A non-prophet organization?
Pope: Governments must protect minority Christians
He made reference to last week’s murder of Salman Taseer, the Muslim governor of Punjab province and an outspoken liberal, who was gunned down for opposing the law, which imposes a death sentence for those who insult the Prophet Mohammad.
I’ve just noticed recently that Reuters is following in the footsteps of AP and AFP in designating the Islamic prophet Mohammad as “The Prophet Mohammad”.
I as a Christian don’t consider him my prophet, and neither do, I’m sure, Jews, atheists, Hindus, Buddhists, etc.
Why then have all the mainstream news outlets decided to treat us all as if we are Muslims?
Rightly, he should be described as “the Islamic prophet Muhammad” rather than “The Prophet Muhammad”.
Reuters uses a wide variety of official and traditional titles and honorifics without endorsing them.
In the political sphere, if a head of state or government uses the title “president,” we use it as well, regardless of whether he or she is elected or appointed or a dictator, or what the journalist might personally think about it.
We also refer to kings as kings, even if there are republicans in the country in question who challenge the monarch’s right to be head of state.
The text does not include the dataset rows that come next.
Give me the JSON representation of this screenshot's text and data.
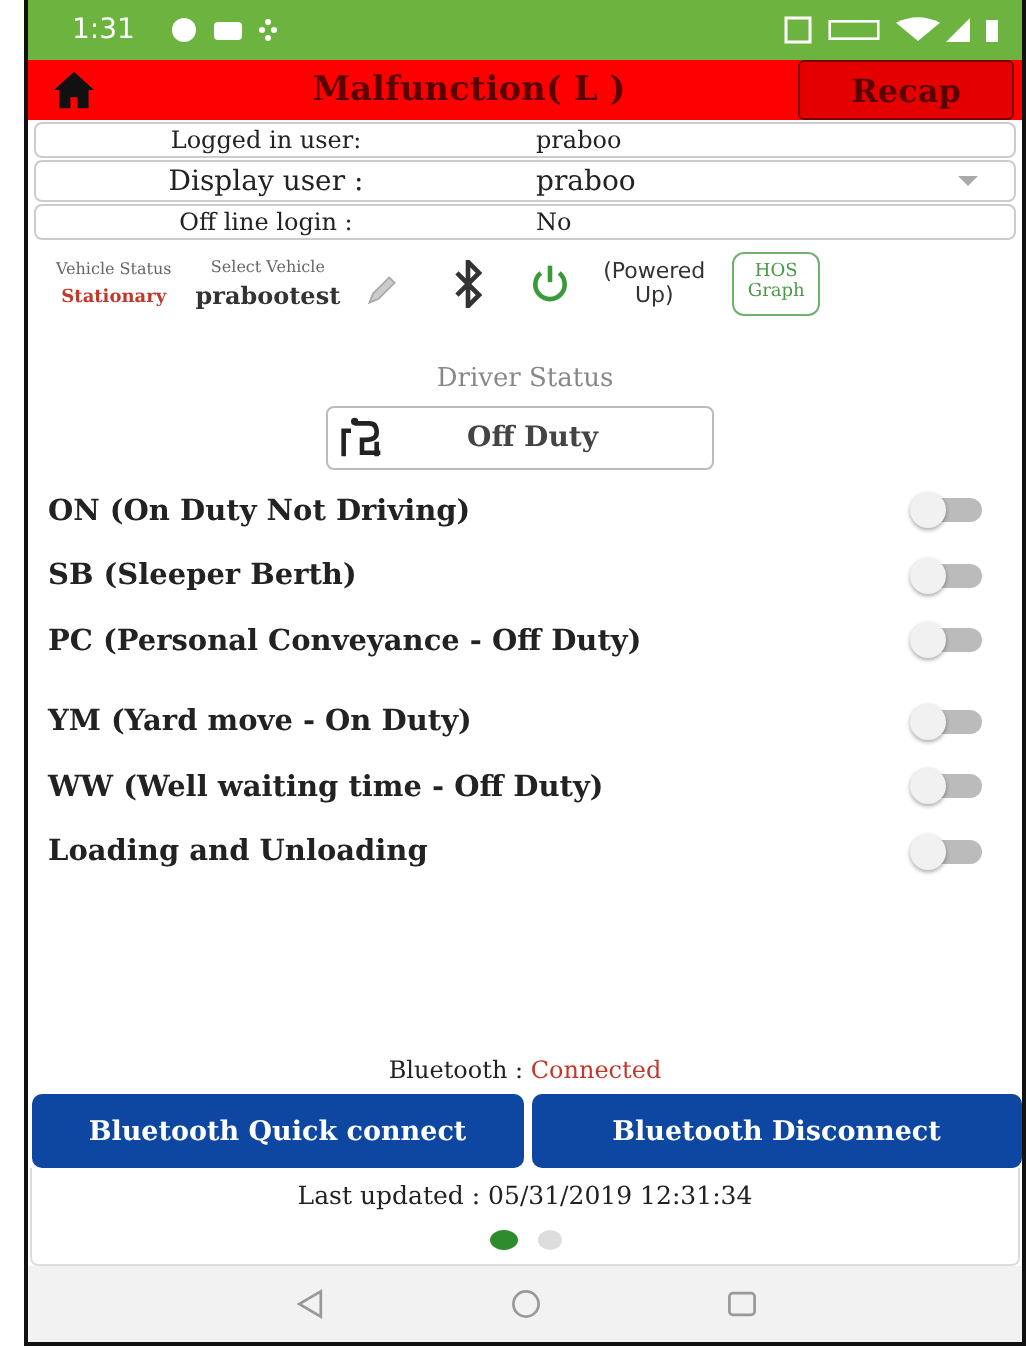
{
  "status_bar": {
    "time": "1:31"
  },
  "header": {
    "title": "Malfunction( L )",
    "recap_button": "Recap"
  },
  "info_rows": [
    {
      "label": "Logged in user:",
      "value": "praboo",
      "kind": "text"
    },
    {
      "label": "Display user :",
      "value": "praboo",
      "kind": "dropdown"
    },
    {
      "label": "Off line login :",
      "value": "No",
      "kind": "text"
    }
  ],
  "vehicle": {
    "status_label": "Vehicle Status",
    "status_value": "Stationary",
    "select_label": "Select Vehicle",
    "select_value": "prabootest",
    "power_text": "(Powered Up)",
    "hos_button": "HOS Graph"
  },
  "driver_status": {
    "title": "Driver Status",
    "current": "Off Duty"
  },
  "toggles": [
    {
      "label": "ON (On Duty Not Driving)",
      "on": false
    },
    {
      "label": "SB (Sleeper Berth)",
      "on": false
    },
    {
      "label": "PC (Personal Conveyance - Off Duty)",
      "on": false
    },
    {
      "label": "YM (Yard move - On Duty)",
      "on": false
    },
    {
      "label": "WW (Well waiting time - Off Duty)",
      "on": false
    },
    {
      "label": "Loading and Unloading",
      "on": false
    }
  ],
  "bluetooth": {
    "label": "Bluetooth :",
    "state": "Connected"
  },
  "buttons": [
    "Bluetooth Quick connect",
    "Bluetooth Disconnect"
  ],
  "last_updated": "Last updated : 05/31/2019 12:31:34",
  "pages": [
    {
      "selected": true
    },
    {
      "selected": false
    }
  ]
}
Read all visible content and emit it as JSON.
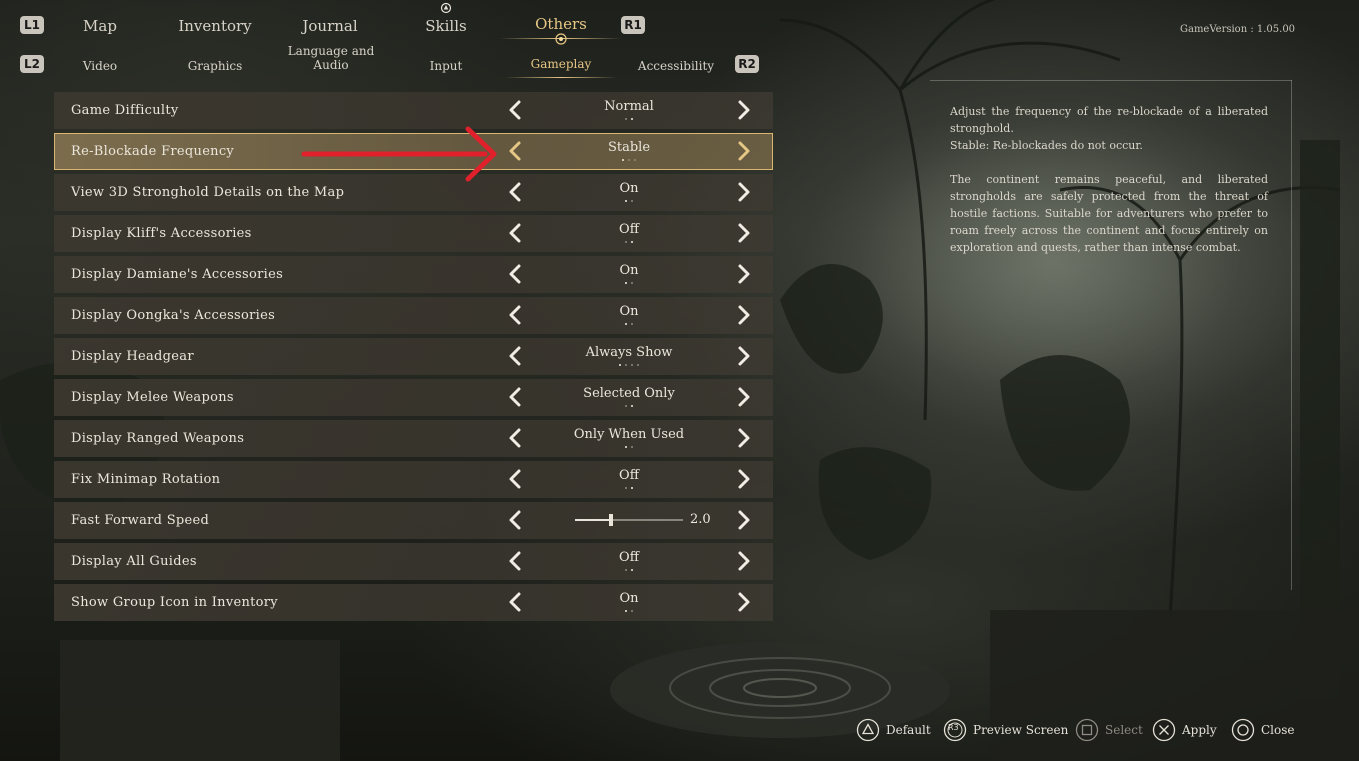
{
  "nav": {
    "shoulder_left_top": "L1",
    "shoulder_right_top": "R1",
    "shoulder_left_bottom": "L2",
    "shoulder_right_bottom": "R2",
    "tabs": [
      {
        "label": "Map"
      },
      {
        "label": "Inventory"
      },
      {
        "label": "Journal"
      },
      {
        "label": "Skills"
      },
      {
        "label": "Others"
      }
    ],
    "active_tab": "Others",
    "subtabs": [
      {
        "label": "Video"
      },
      {
        "label": "Graphics"
      },
      {
        "label": "Language and Audio"
      },
      {
        "label": "Input"
      },
      {
        "label": "Gameplay"
      },
      {
        "label": "Accessibility"
      }
    ],
    "active_subtab": "Gameplay"
  },
  "version": "GameVersion : 1.05.00",
  "settings": [
    {
      "label": "Game Difficulty",
      "value": "Normal",
      "option_count": 2,
      "selected_index": 1
    },
    {
      "label": "Re-Blockade Frequency",
      "value": "Stable",
      "option_count": 3,
      "selected_index": 0,
      "highlighted": true
    },
    {
      "label": "View 3D Stronghold Details on the Map",
      "value": "On",
      "option_count": 2,
      "selected_index": 0
    },
    {
      "label": "Display Kliff's Accessories",
      "value": "Off",
      "option_count": 2,
      "selected_index": 1
    },
    {
      "label": "Display Damiane's Accessories",
      "value": "On",
      "option_count": 2,
      "selected_index": 0
    },
    {
      "label": "Display Oongka's Accessories",
      "value": "On",
      "option_count": 2,
      "selected_index": 0
    },
    {
      "label": "Display Headgear",
      "value": "Always Show",
      "option_count": 4,
      "selected_index": 0
    },
    {
      "label": "Display Melee Weapons",
      "value": "Selected Only",
      "option_count": 2,
      "selected_index": 1
    },
    {
      "label": "Display Ranged Weapons",
      "value": "Only When Used",
      "option_count": 2,
      "selected_index": 0
    },
    {
      "label": "Fix Minimap Rotation",
      "value": "Off",
      "option_count": 2,
      "selected_index": 1
    },
    {
      "label": "Fast Forward Speed",
      "value": "2.0",
      "slider_fraction": 0.33
    },
    {
      "label": "Display All Guides",
      "value": "Off",
      "option_count": 2,
      "selected_index": 1
    },
    {
      "label": "Show Group Icon in Inventory",
      "value": "On",
      "option_count": 2,
      "selected_index": 0
    }
  ],
  "description": {
    "p1": "Adjust the frequency of the re-blockade of a liberated stronghold.",
    "p1b": "Stable: Re-blockades do not occur.",
    "p2": "The continent remains peaceful, and liberated strongholds are safely protected from the threat of hostile factions. Suitable for adventurers who prefer to roam freely across the continent and focus entirely on exploration and quests, rather than intense combat."
  },
  "footer": [
    {
      "label": "Default",
      "icon": "triangle-button-icon",
      "enabled": true
    },
    {
      "label": "Preview Screen",
      "icon": "r3-button-icon",
      "badge": "R3",
      "enabled": true
    },
    {
      "label": "Select",
      "icon": "square-button-icon",
      "enabled": false
    },
    {
      "label": "Apply",
      "icon": "cross-button-icon",
      "enabled": true
    },
    {
      "label": "Close",
      "icon": "circle-button-icon",
      "enabled": true
    }
  ],
  "colors": {
    "accent_gold": "#e7c785",
    "highlight_outline": "#d9b773",
    "annotation_red": "#e0202a"
  }
}
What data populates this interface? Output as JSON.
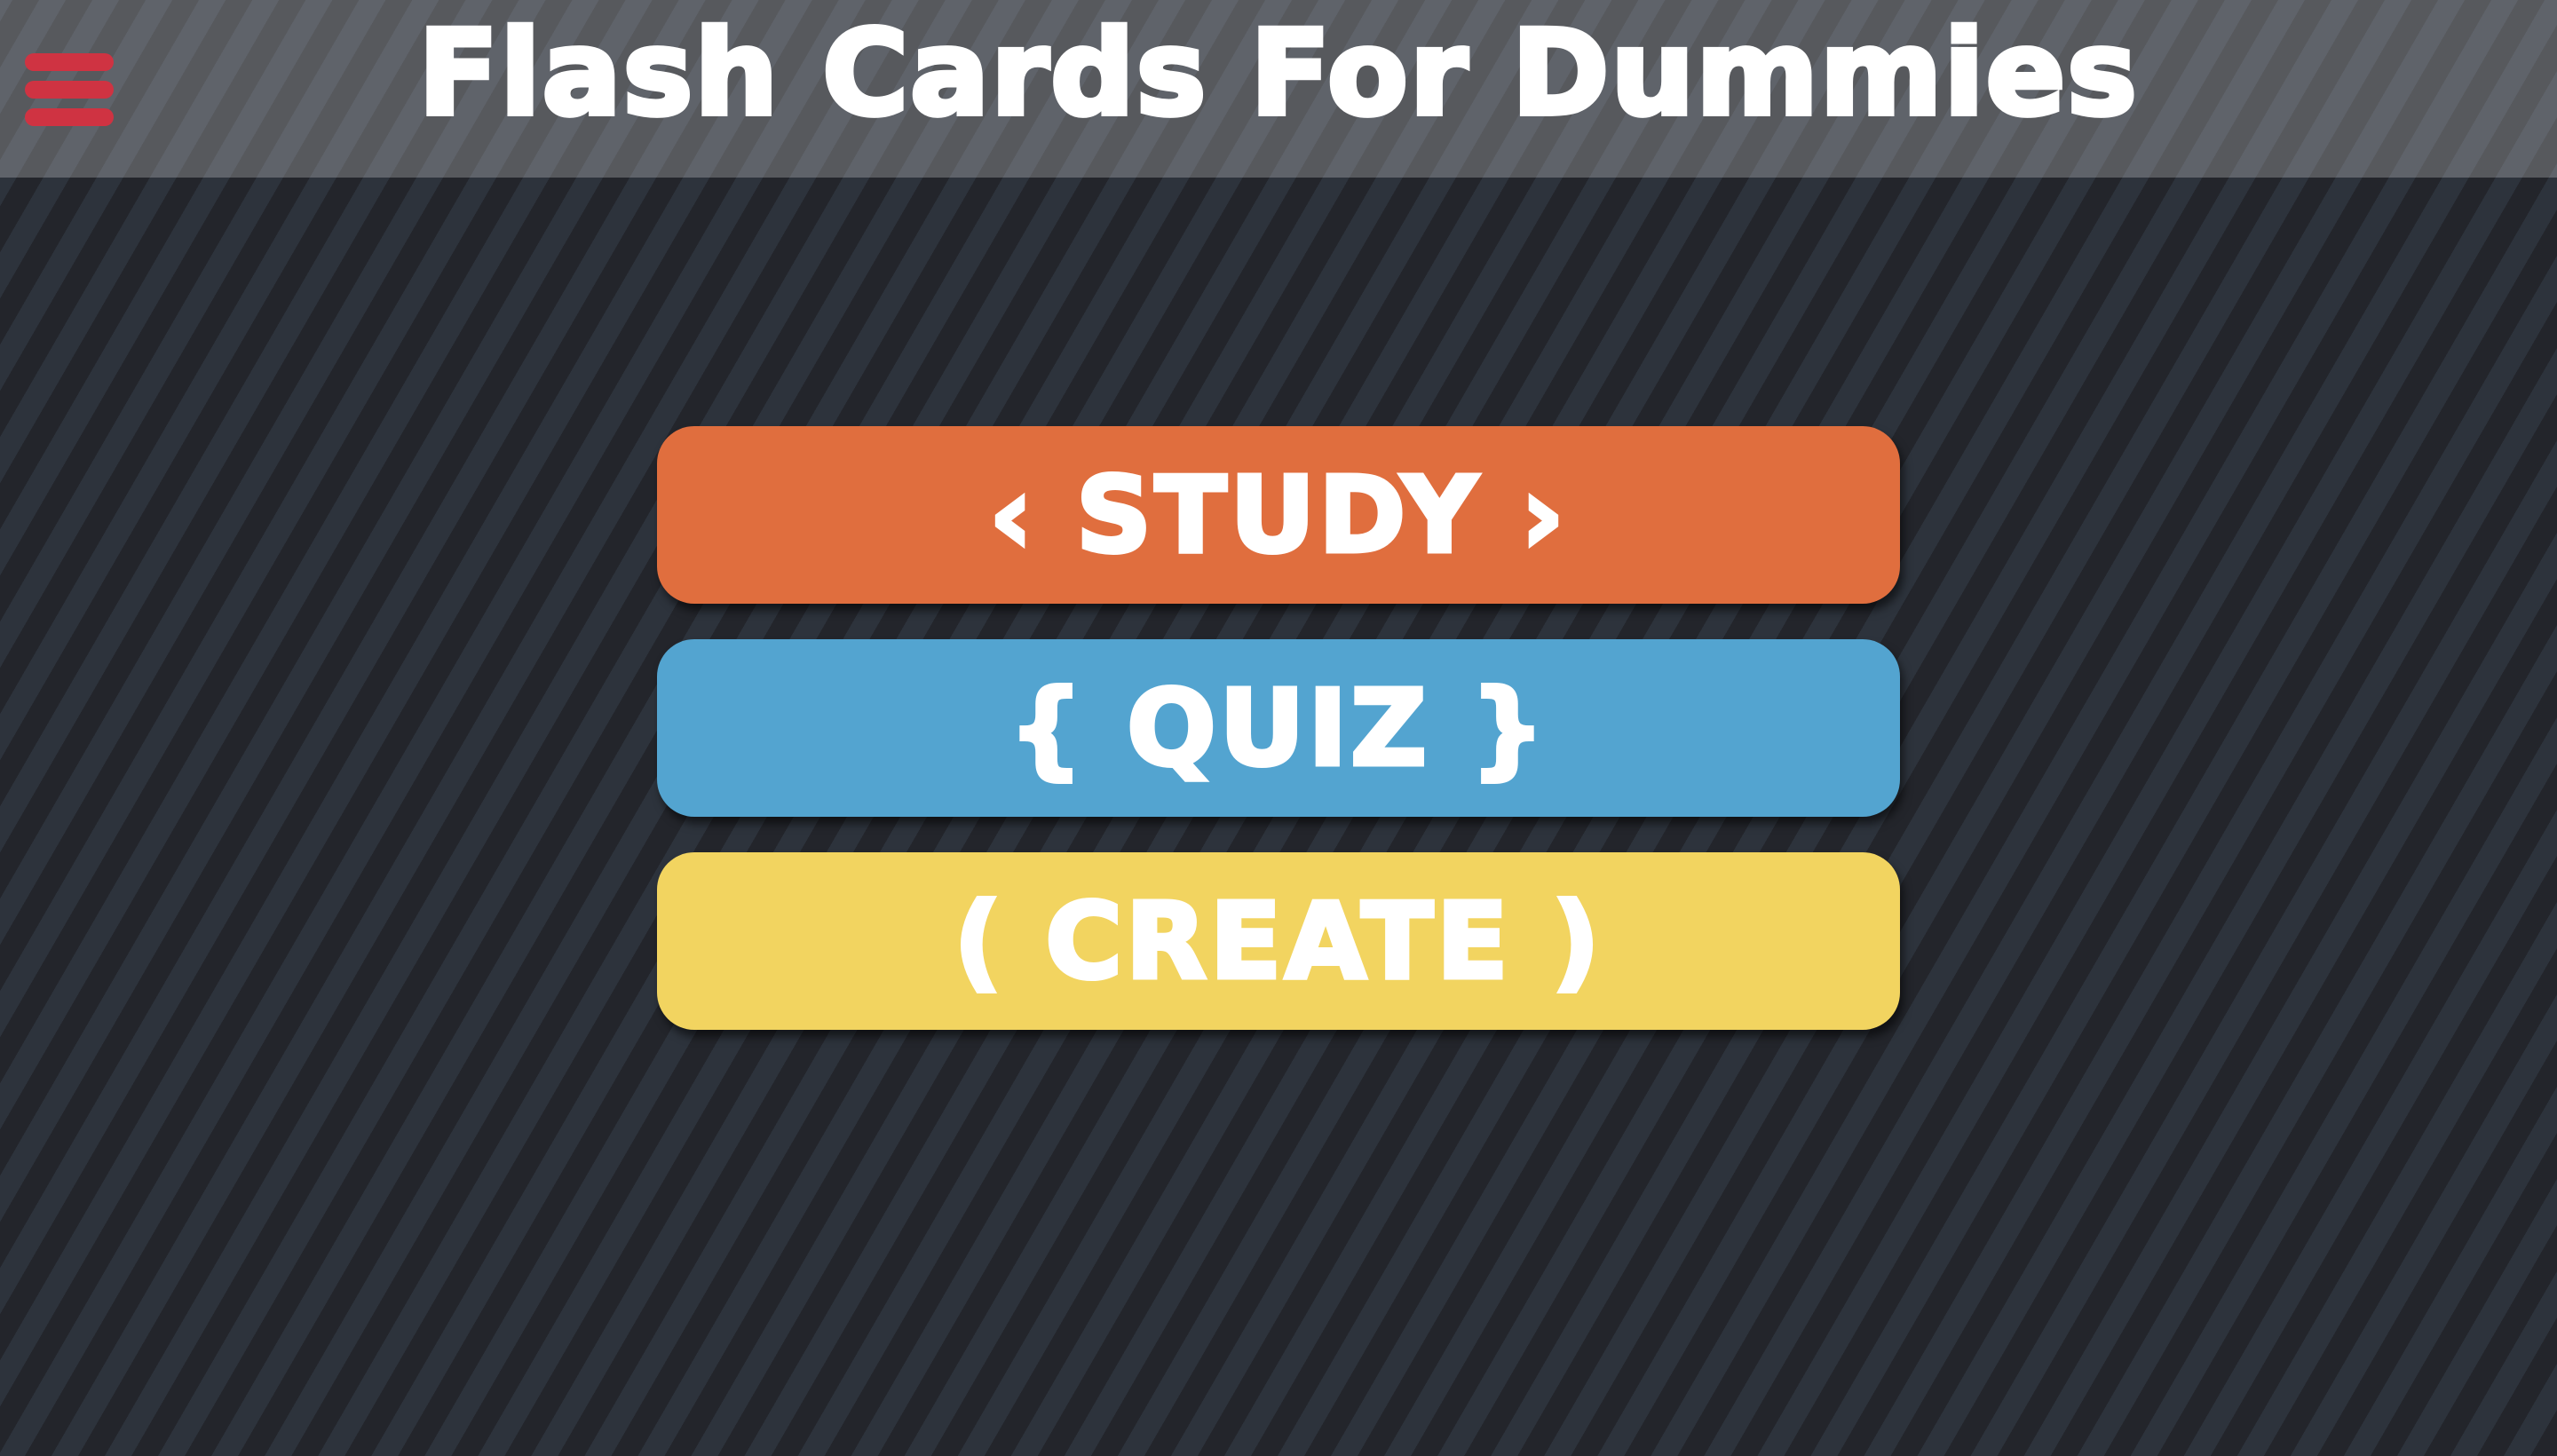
{
  "header": {
    "title": "Flash Cards For Dummies",
    "menu_icon": "hamburger-menu-icon"
  },
  "menu": {
    "buttons": [
      {
        "label": "‹ STUDY ›",
        "color": "#e06e3e"
      },
      {
        "label": "{ QUIZ }",
        "color": "#53a4d0"
      },
      {
        "label": "( CREATE )",
        "color": "#f2d460"
      }
    ]
  },
  "colors": {
    "menu_icon": "#cf3342",
    "background_dark": "#23252b",
    "background_light": "#2d333c"
  }
}
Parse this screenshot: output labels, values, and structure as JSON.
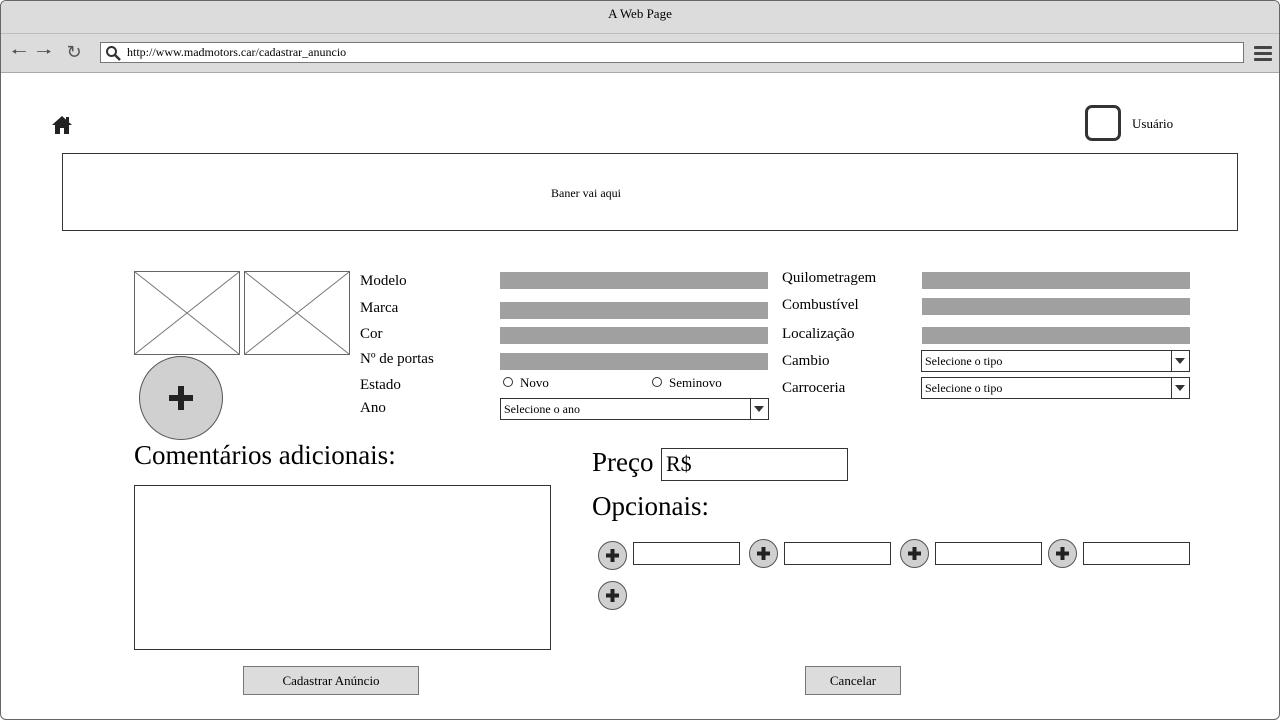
{
  "window": {
    "title": "A Web Page"
  },
  "browser": {
    "url": "http://www.madmotors.car/cadastrar_anuncio",
    "back_icon": "arrow-left-icon",
    "forward_icon": "arrow-right-icon",
    "reload_icon": "reload-icon",
    "menu_icon": "hamburger-menu-icon"
  },
  "header": {
    "home_icon": "home-icon",
    "user_label": "Usuário"
  },
  "banner": {
    "text": "Baner vai aqui"
  },
  "form": {
    "labels": {
      "modelo": "Modelo",
      "marca": "Marca",
      "cor": "Cor",
      "portas": "Nº de portas",
      "estado": "Estado",
      "ano": "Ano",
      "quilometragem": "Quilometragem",
      "combustivel": "Combustível",
      "localizacao": "Localização",
      "cambio": "Cambio",
      "carroceria": "Carroceria"
    },
    "estado_options": [
      "Novo",
      "Seminovo"
    ],
    "ano_select": "Selecione o ano",
    "cambio_select": "Selecione o tipo",
    "carroceria_select": "Selecione o tipo",
    "comments_label": "Comentários adicionais:",
    "price_label": "Preço",
    "price_value": "R$",
    "optionals_label": "Opcionais:"
  },
  "actions": {
    "submit": "Cadastrar Anúncio",
    "cancel": "Cancelar"
  },
  "colors": {
    "chrome": "#dcdcdc",
    "field_fill": "#a0a0a0",
    "button_circle": "#d0d0d0"
  }
}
In the religious sphere, we use official titles and honorifics that are common in the faith concerned and widely understood across religious boundaries. We refer to Jesus Christ, even though non-Christians would dispute his honorific “the Annointed One.” The same goes for Buddha, a title (“the Enlightened One”) for Siddhartha Gautama that non-Buddhists could also contest.
I think readers understand that we are simply using commonly understood titles.
The title “prophet” indicates which Mohammad we are talking about. This has been our style for many years, and does not “follow in the footsteps of AP and AFP.”
See more discussion of this topic on our FaithWorld blog. GBU Editor
Shi’ite pilgrims pray at Imam Abbas shrine in the holy city of Kerbala, 110 km (68 miles) south of Baghdad, December 15, 2010. Shi’ite Muslims are preparing for Ashura, the most important day in the Shi’ite calendar which commemorates the death of Imam Hussein, grandson of the Prophet Mohammad, in the 7th century battle of Kerbala. REUTERS/Mushtaq Muhammad